What’s the most interesting event you’ve ever worked on?

I think Riverfire stands out because of how complex the logistics involved in us getting 18 separate shows off the ground to produce one show is. I don’t think people realise what it takes to get it to happen. The amount of paperwork alone is staggering. Obviously working for the Closing of the Sydney Olympics was something else as the TV audience was huge (I think the biggest for a fireworks display at that time). I think the TV audience for the FIFA 2010 World Cup was also huge (again maybe the biggest at that time). Ghana’s 50th Independence Celebrations (the largest event in my career) is also a memorable one.

The one that stands out from the rest though was having driven down to the home of the late Nelson Mandela in Qunu in the Eastern Cape to get him to light the ‘Flame of Freedom’ as he was too sickly to travel to Johannesburg for the ceremony. Having met with him, we (I took my mate Lee Foggitt with me for the ride) got him to light a lantern, which we then drove back to Johannesburg overnight (900 kms). The flame that was lit by the hand of the late and great Nelson Mandela was then transferred to the gas cauldron which still burns today at Constitution Hill.

What innovations in fireworks and pyrotechnics can we expect in the next couple of years?

Some 30 years ago, fireworks were used only for traditional fireworks displays and were always fired some distance for the audience. Over the last few decades the industry has developed pyrotechnics that can be fired in close proximity to an audience and even indoors. We now design everything on a computer and simply download the script to the controller. One push of a button and a 20 minute show will be fired incorporating several thousand cues. Our Foti brand ICON works constantly on the reduction of smoke and debris for our products and this has come a long way since we started. New types of flame and CO2 systems are being developed all the time, and because these effects can now be scripted to fire to a hundredth of a second, they are being used on all manner of multi-media events. I believe the industry will continue to push for smokeless and fall-out free products. The products that get used in close proximity to an audience are getting larger, but at the same time safer all the time.

Foti International Fireworks has designed and delivered the Sydney New Year’s Eve fireworks since 2000 – what’s involved in putting on one of the most watched fireworks displays in the world?

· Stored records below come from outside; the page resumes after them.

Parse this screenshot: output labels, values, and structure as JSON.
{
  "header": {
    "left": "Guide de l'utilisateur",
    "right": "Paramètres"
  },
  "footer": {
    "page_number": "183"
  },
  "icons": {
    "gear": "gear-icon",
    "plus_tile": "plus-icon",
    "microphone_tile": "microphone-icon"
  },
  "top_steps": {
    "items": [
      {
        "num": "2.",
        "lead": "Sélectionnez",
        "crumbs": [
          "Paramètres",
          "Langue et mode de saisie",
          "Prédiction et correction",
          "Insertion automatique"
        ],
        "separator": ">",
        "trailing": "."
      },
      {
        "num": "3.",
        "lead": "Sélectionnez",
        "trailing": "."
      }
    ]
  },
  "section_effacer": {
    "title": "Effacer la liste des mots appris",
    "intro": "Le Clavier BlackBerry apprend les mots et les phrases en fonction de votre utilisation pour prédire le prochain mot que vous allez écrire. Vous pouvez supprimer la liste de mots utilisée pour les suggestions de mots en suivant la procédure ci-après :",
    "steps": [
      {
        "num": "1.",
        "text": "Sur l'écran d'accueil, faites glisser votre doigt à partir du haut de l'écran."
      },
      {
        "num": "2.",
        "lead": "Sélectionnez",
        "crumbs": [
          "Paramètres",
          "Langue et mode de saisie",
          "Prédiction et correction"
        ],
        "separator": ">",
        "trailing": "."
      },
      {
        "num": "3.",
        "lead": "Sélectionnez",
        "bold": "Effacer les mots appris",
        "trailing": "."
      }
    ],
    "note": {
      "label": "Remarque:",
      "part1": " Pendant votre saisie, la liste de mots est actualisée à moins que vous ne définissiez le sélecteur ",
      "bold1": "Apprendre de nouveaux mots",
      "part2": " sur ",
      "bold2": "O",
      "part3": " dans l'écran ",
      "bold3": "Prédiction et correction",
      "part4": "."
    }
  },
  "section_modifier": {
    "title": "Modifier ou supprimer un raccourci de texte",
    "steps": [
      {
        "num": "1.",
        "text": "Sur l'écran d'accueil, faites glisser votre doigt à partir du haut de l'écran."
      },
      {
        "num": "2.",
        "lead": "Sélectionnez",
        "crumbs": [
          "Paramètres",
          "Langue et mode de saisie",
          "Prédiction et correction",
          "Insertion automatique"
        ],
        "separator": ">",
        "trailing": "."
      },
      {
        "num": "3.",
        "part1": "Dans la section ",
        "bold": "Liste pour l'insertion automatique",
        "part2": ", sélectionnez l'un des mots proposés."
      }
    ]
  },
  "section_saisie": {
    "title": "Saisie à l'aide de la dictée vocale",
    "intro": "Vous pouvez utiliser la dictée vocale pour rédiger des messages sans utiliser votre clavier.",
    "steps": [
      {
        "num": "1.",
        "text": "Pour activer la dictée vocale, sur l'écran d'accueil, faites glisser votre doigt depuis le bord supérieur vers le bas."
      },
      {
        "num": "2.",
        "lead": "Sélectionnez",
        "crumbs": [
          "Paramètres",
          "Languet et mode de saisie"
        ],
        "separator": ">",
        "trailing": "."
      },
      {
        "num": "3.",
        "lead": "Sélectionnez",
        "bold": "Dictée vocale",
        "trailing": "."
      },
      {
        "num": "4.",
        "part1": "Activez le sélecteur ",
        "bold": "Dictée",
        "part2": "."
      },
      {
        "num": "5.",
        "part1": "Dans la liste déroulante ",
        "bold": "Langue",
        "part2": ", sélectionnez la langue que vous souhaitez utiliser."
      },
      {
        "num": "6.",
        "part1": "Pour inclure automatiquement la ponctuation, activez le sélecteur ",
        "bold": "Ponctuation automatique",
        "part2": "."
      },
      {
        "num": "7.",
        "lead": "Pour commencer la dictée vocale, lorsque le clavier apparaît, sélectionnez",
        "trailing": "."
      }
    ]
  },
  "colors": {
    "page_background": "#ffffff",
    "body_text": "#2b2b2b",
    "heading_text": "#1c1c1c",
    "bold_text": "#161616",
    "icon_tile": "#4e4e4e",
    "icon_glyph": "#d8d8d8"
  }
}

I personally believe that this is not one of, but the most watched fireworks display in the world today. It is definitely the most iconic. It may not be the biggest, but it definitely gets the most exposure. If you ask people from any country in the world, this is definitely the most talked about. It takes a lot of work to get this show to happen on the 31st of December every year. We are looking at around 6 months for the manufacture of all the products, many of which are designed and manufactured specifically for the bridge. Forch Foti takes around 100 hours to design this display. There are 2 months of prep work out at our facility in Marulan. 12 days on site with 40 technicians. The display is fired from seven barges, 27 positions on the four sails of the Opera House and from 176 positions on the bridge. The show is fired with 17 controllers and 642 modules.

How do you tailor fireworks displays to each event?

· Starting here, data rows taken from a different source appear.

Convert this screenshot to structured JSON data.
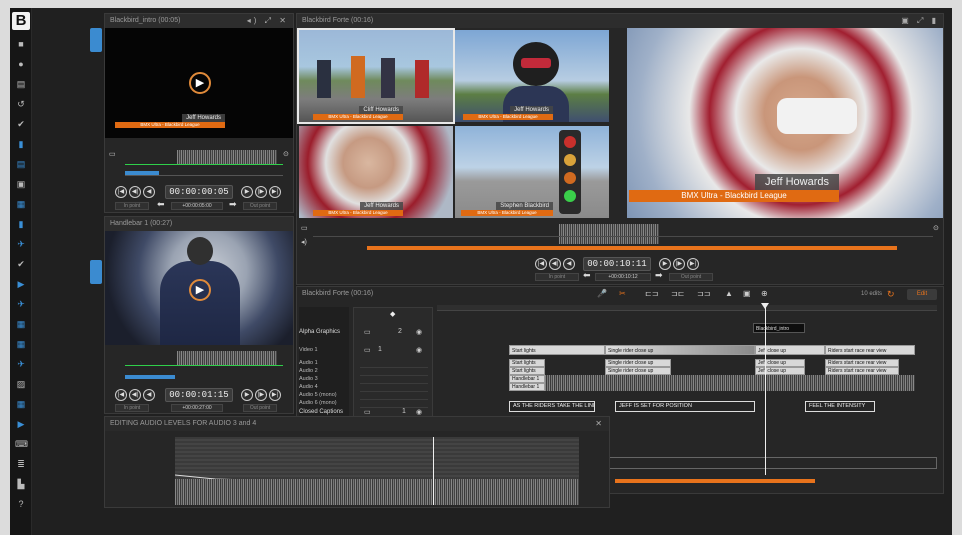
{
  "app": {
    "logo": "B"
  },
  "sidebar": {
    "icons": [
      "screen-icon",
      "gear-icon",
      "document-icon",
      "history-icon",
      "check-icon",
      "file-icon",
      "bmx-icon",
      "folder-icon",
      "calendar-icon",
      "page-icon",
      "twitter-icon",
      "check-icon",
      "youtube-icon",
      "twitter-icon",
      "calendar-icon",
      "calendar-icon",
      "twitter-icon",
      "image-icon",
      "calendar-icon",
      "youtube-icon",
      "keyboard-icon",
      "list-icon",
      "chart-icon",
      "help-icon"
    ],
    "icon_glyphs": [
      "■",
      "●",
      "▤",
      "↺",
      "✔",
      "▮",
      "▤",
      "▣",
      "▦",
      "▮",
      "✈",
      "✔",
      "▶",
      "✈",
      "▦",
      "▦",
      "✈",
      "▨",
      "▦",
      "▶",
      "⌨",
      "≣",
      "▙",
      "?"
    ]
  },
  "source_player": {
    "title": "Blackbird_intro (00:05)",
    "lower_third_name": "Jeff Howards",
    "lower_third_sub": "BMX Ultra - Blackbird League",
    "timecode": "00:00:00:05",
    "offset": "+00:00:05:00",
    "in_point": "In point",
    "out_point": "Out point"
  },
  "handlebar_player": {
    "title": "Handlebar 1 (00:27)",
    "timecode": "00:00:01:15",
    "offset": "+00:00:27:00",
    "in_point": "In point",
    "out_point": "Out point"
  },
  "multicam": {
    "title": "Blackbird Forte (00:16)",
    "tile_names": [
      "Cliff Howards",
      "Jeff Howards",
      "Jeff Howards",
      "Stephen Blackbird"
    ],
    "tile_sub": "BMX Ultra - Blackbird League"
  },
  "program_monitor": {
    "lower_third_name": "Jeff Howards",
    "lower_third_sub": "BMX Ultra - Blackbird League",
    "timecode": "00:00:10:11",
    "offset": "+00:00:10:12",
    "in_point": "In point",
    "out_point": "Out point"
  },
  "timeline": {
    "title": "Blackbird Forte (00:16)",
    "edits_label": "10 edits",
    "edit_button": "Edit",
    "track_labels": [
      "Alpha Graphics",
      "Video 1",
      "Audio 1",
      "Audio 2",
      "Audio 3",
      "Audio 4",
      "Audio 5 (mono)",
      "Audio 6 (mono)",
      "Closed Captions"
    ],
    "alpha_clip": "Blackbird_intro",
    "video_clips": [
      "Start lights",
      "Single rider close up",
      "Jeff close up",
      "Riders start race rear view"
    ],
    "audio_clips": [
      "Start lights",
      "Start lights",
      "Single rider close up",
      "Single rider close up",
      "Jeff close up",
      "Jeff close up",
      "Riders start race rear view",
      "Riders start race rear view",
      "Handlebar 1",
      "Handlebar 1"
    ],
    "captions": [
      "AS THE RIDERS TAKE THE LINE",
      "JEFF IS SET FOR POSITION",
      "FEEL THE INTENSITY"
    ],
    "track_numbers": [
      "2",
      "1",
      "1",
      "2",
      "3",
      "4",
      "5",
      "6",
      "1"
    ]
  },
  "audio_levels": {
    "title": "EDITING AUDIO LEVELS FOR AUDIO 3 and 4"
  },
  "colors": {
    "accent": "#e8731c",
    "brand_blue": "#3b8bd0",
    "background": "#202020"
  }
}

There are a number of factors that go into this. What the client is after, the type of event, the budget and the venue. Obviously a show on a bridge for thousands of people is going to be quite different to a small wedding display. We take all the factors into account and move forward from there.

What’s something few people would know about Foti International Fireworks?

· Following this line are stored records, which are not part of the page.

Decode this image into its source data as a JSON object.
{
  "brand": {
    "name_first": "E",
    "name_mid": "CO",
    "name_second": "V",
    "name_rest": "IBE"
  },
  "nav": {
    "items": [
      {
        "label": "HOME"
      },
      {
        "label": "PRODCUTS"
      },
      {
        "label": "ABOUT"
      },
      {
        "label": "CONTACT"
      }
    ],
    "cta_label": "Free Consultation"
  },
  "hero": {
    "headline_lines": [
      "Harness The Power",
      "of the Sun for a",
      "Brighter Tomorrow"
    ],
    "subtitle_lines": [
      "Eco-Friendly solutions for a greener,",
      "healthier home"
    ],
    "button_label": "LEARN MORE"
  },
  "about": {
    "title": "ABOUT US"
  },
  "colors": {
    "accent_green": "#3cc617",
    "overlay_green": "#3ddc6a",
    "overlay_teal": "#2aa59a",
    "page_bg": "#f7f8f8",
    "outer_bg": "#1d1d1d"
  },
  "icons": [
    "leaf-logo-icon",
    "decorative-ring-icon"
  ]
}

The company was founded in 1793 in Italy, we manufacture our own fireworks...and we now have a branch in Queensland!

What’s your favourite Australian event and why?

Riverfire for sure...the biggest fireworks display in Queensland every year.

Views expressed in this Q and A are solely those of the subject of the Q and A.